I don’t care too much for this golden age when scientific athleticism in boxing was only just emerging, but the respect I have for these boxers is unparalleled. I was fortunate enough to have seen these fights with the only prior knowledge that Muhammad Ali was a badass. He headed into the fights undefeated. I didn’t really know much about Smoking Joe when I watched the first fight at a friend’s house on VHS and I expected him to be just another addition to Ali’s highlight reel of KO’s. I was just as surprised as the spectators in 1971 when Joe outworked Ali and on occasions smashing him with his infamous left hook.
To redeem himself, Ali was forced to train harder than he had before, to take himself to the limit of his abilities and earn another shot with Frazier.

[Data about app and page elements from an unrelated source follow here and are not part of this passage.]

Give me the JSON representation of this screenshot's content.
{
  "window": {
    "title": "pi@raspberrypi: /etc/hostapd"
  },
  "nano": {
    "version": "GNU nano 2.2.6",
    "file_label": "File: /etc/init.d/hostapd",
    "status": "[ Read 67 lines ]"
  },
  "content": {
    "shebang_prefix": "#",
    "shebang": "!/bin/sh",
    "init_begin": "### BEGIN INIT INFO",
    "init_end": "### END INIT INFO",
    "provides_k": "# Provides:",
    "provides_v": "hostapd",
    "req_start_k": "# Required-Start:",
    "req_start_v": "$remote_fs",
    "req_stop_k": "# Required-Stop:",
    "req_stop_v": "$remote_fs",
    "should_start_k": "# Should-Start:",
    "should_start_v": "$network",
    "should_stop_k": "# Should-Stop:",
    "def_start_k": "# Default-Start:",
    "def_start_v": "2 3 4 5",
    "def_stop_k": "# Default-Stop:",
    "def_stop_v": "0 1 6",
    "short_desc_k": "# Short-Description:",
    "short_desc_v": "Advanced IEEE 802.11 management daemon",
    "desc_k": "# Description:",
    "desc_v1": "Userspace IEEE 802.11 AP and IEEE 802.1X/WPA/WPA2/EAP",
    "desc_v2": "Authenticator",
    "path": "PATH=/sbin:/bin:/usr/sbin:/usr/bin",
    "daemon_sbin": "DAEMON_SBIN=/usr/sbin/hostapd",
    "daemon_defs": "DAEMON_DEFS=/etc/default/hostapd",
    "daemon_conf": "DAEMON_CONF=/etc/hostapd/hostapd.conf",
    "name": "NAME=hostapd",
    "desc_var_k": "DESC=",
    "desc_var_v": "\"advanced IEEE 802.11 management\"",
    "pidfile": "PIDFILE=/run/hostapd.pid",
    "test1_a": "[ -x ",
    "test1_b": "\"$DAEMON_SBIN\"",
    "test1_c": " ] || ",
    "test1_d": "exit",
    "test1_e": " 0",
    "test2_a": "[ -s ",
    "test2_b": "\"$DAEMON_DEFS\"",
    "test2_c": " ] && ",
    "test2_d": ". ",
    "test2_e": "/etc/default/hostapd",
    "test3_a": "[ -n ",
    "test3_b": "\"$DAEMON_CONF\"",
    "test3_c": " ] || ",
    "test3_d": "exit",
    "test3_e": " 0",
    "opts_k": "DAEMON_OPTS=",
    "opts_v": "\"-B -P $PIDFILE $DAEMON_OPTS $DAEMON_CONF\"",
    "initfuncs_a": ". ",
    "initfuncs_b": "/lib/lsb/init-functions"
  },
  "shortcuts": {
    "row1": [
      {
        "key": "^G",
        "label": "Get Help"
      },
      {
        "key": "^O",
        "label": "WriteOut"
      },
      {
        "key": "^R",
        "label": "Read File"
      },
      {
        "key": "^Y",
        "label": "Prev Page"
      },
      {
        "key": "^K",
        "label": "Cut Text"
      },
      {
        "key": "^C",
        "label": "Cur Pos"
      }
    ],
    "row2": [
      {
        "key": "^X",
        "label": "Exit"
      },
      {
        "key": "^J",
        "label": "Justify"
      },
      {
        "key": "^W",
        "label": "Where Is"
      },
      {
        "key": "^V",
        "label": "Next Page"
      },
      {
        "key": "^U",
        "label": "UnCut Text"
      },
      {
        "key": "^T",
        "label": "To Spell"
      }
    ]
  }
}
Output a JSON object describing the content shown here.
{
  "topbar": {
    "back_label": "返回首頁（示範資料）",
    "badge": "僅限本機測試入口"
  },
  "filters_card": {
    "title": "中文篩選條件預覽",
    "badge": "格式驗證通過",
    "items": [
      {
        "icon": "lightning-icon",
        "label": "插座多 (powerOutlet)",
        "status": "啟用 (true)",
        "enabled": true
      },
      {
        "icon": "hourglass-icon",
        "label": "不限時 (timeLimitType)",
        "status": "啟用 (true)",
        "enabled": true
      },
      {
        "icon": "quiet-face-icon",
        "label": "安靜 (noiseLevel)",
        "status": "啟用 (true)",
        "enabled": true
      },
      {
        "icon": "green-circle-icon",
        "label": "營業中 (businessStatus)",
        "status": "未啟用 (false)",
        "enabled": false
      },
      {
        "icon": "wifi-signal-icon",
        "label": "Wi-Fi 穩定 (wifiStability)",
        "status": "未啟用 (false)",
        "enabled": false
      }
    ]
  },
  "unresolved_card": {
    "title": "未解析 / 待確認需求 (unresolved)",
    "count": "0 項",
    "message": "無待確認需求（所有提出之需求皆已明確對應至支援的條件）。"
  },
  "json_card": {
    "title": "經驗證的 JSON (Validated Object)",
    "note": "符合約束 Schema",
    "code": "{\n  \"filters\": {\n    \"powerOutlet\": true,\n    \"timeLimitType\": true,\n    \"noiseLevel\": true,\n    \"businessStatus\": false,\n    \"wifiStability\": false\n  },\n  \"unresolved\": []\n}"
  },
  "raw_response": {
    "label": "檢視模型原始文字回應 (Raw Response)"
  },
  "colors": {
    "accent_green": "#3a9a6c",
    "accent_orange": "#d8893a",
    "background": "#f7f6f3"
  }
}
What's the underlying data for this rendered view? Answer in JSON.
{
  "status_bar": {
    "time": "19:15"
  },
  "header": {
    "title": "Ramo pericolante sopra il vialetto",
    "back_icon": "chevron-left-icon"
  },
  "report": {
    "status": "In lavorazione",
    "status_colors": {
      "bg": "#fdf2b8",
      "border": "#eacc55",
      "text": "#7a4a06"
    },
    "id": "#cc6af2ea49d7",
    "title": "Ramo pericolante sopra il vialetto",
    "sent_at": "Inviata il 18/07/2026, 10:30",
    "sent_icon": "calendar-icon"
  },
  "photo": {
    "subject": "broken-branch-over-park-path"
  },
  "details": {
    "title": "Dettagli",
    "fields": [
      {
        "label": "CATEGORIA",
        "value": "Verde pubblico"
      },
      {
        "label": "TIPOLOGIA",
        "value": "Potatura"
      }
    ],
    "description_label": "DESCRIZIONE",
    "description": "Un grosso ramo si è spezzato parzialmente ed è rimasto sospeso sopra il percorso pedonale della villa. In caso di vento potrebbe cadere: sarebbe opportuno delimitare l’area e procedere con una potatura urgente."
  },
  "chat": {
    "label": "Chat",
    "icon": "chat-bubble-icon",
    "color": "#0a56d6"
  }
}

The subsequent rematches over the following years rewarded that determination. The third fight is probably my favourite boxing match of all time. Frazier forced the best out of Ali and contributed to the legendary status that Ali gained and which was millimetres out of Frazier’s grasp.
Ali was my favourite of the old guard, but if I am honest with myself, it was only because of Joe Frazier. Joe accomplished so much through his career and I do feel bad to put merit to his failing above these accomplishments. However, the effects these fights had on me have made them the most significant.
What I learnt from the trilogy is that as a fighter and a person, you must constantly evolve. You need to work hard and learn from your mistakes. Because if you don’t you can lose everything.
Joe meant a lot to many people and each took something different away from their experiences of him.
“I want to hit him, step away and watch him hurt. I want his heart.”